Although they puncture leaves to suck the juices out, the damage is relatively slow-paced. A plant would have to be totally inundated with spider mites to be in real danger. Look for sporadic patches of yellow, brown, or gray scarring on leaves – that’s probably spider mites.
First step to getting rid of them is using strong water to wash away their protective web covering. Then, apply neem oil like you would with scale. The isopropyl alcohol treatment also works well. Another option is to use insecticidal soap, which you can either buy or make yourself by adding a few drops of dishwashing soap to a quart of water; apply via a spray bottle generously.
Fungus gnats are really just an annoyance, hardly even a pest. They’re ubiquitous though, and worth mentioning.
They are more or less like fruit flies in every regard. Maybe a bit smaller. They rest on the leaves of your plants and will sometimes take off in a swarm when you brush by them.
The adult gnats you see flying around are very short-lived and don’t even eat at all. They lay eggs in moist soil. The eggs hatch into larvae which mostly just eat decomposing material, but will munch on fresh, tender roots if given the opportunity.
While fungus gnats are not very dangerous to your succulents and cacti themselves, they are an indicator that your plant is too wet. Either give the plant more time to dry out between waterings or replace the soil with a looser, fast-draining variety.
Fungus gnats are extremely easy to get rid of. If you let your soil dry out completely (no water for two weeks or so), the eggs and larvae will shrivel up and the adults will eventually die. The adults are exceptionally week flyers, so if you position a fan to blow over the plant they won’t be able to return and lay eggs.
For a more immediate solution, water your plant with an alcohol or insecticidal soap solution and soak the soil thoroughly.

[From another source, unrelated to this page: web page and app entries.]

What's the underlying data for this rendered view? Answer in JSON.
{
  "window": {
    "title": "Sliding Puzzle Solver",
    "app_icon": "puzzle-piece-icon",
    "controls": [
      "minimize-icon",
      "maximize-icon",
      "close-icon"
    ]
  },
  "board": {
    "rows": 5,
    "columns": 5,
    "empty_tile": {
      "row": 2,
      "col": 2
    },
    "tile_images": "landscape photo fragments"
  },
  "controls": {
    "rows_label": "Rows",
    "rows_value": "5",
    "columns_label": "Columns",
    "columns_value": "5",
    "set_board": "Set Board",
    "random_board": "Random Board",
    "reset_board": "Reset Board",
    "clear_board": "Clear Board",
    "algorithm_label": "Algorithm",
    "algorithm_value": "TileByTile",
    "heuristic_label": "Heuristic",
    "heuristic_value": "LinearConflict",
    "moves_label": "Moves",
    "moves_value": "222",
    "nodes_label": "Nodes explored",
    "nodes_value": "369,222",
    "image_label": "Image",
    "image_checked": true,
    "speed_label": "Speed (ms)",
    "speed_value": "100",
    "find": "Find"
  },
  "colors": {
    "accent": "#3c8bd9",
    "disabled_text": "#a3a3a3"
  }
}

That’s the quick-and-dirty guide to getting rid of pests on your succulents and cacti! Are there any other pests you want information about? Do you need clarification? Let us know in the comments below!